Pakistan executes 12 in a day
Pakistan has executed 12 people in the country's largest day of executions after a nationwide ban on the death penalty was lifted.
The home minister for Punjab, Shuja Khanzada, said authorities at several different jails in the province hanged 10 prisoners who had been sentenced to death in murder cases.
The superintendent of the main jail in the southern port city of Karachi, Qazi Nazir, said prison staff had executed two people and handed their bodies to family members.
Late last year, Pakistan's prime minister lifted a moratorium on the death penalty specifically for terrorism-related cases after a Taliban attack on a school in Peshawar killed 150 people in December.
Last week, in a controversial step, the government completely lifted the death penalty ban for all cases.
Mr Khanzada said authorities plan to execute more convicted criminals in the coming weeks.
"We have started a process and it will continue," he said.

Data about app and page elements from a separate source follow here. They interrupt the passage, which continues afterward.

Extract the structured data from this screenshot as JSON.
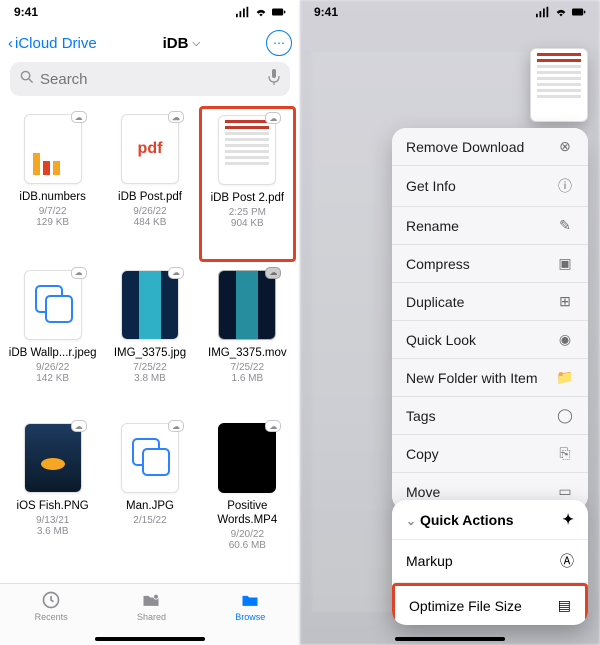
{
  "status": {
    "time": "9:41"
  },
  "nav": {
    "back": "iCloud Drive",
    "title": "iDB"
  },
  "search": {
    "placeholder": "Search"
  },
  "files": [
    {
      "name": "iDB.numbers",
      "date": "9/7/22",
      "size": "129 KB",
      "kind": "numbers"
    },
    {
      "name": "iDB Post.pdf",
      "date": "9/26/22",
      "size": "484 KB",
      "kind": "pdf",
      "glyph": "pdf"
    },
    {
      "name": "iDB Post 2.pdf",
      "date": "2:25 PM",
      "size": "904 KB",
      "kind": "doc",
      "highlight": true
    },
    {
      "name": "iDB Wallp...r.jpeg",
      "date": "9/26/22",
      "size": "142 KB",
      "kind": "dupe"
    },
    {
      "name": "IMG_3375.jpg",
      "date": "7/25/22",
      "size": "3.8 MB",
      "kind": "photo1"
    },
    {
      "name": "IMG_3375.mov",
      "date": "7/25/22",
      "size": "1.6 MB",
      "kind": "photo2"
    },
    {
      "name": "iOS Fish.PNG",
      "date": "9/13/21",
      "size": "3.6 MB",
      "kind": "fish"
    },
    {
      "name": "Man.JPG",
      "date": "2/15/22",
      "size": "",
      "kind": "dupe"
    },
    {
      "name": "Positive Words.MP4",
      "date": "9/20/22",
      "size": "60.6 MB",
      "kind": "black"
    }
  ],
  "tabs": {
    "recents": "Recents",
    "shared": "Shared",
    "browse": "Browse"
  },
  "menu": [
    {
      "label": "Remove Download",
      "icon": "⊗"
    },
    {
      "label": "Get Info",
      "icon": "ⓘ"
    },
    {
      "label": "Rename",
      "icon": "✎"
    },
    {
      "label": "Compress",
      "icon": "▣"
    },
    {
      "label": "Duplicate",
      "icon": "⊞"
    },
    {
      "label": "Quick Look",
      "icon": "◉"
    },
    {
      "label": "New Folder with Item",
      "icon": "📁"
    },
    {
      "label": "Tags",
      "icon": "◯"
    },
    {
      "label": "Copy",
      "icon": "⎘"
    },
    {
      "label": "Move",
      "icon": "▭"
    }
  ],
  "quick_actions": {
    "header": "Quick Actions",
    "items": [
      {
        "label": "Markup",
        "icon": "Ⓐ"
      },
      {
        "label": "Optimize File Size",
        "icon": "▤",
        "highlight": true
      }
    ]
  }
}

The executions are expected to raise concerns over due process and proper oversight of the country's troubled criminal justice system, which rights groups say often does little to protect defendants.
Human rights groups estimate Pakistan has about 8,000 prisoners on death row.
One of the most closely watched execution cases is that of Shafqat Hussain, who family members say was 14 when he was sentenced to death by a court in Karachi for the murder of a seven-year-old boy.
Hussain's family proclaim his innocence and Justice Project Pakistan, the legal group handling his case, says he was tortured into making a false confession.
Interior minister Chaudhry Nidar Ali Khan told parliament that authorities are still trying to confirm whether Hussain was a juvenile when the alleged murder happened. He is scheduled to be hanged on March 19.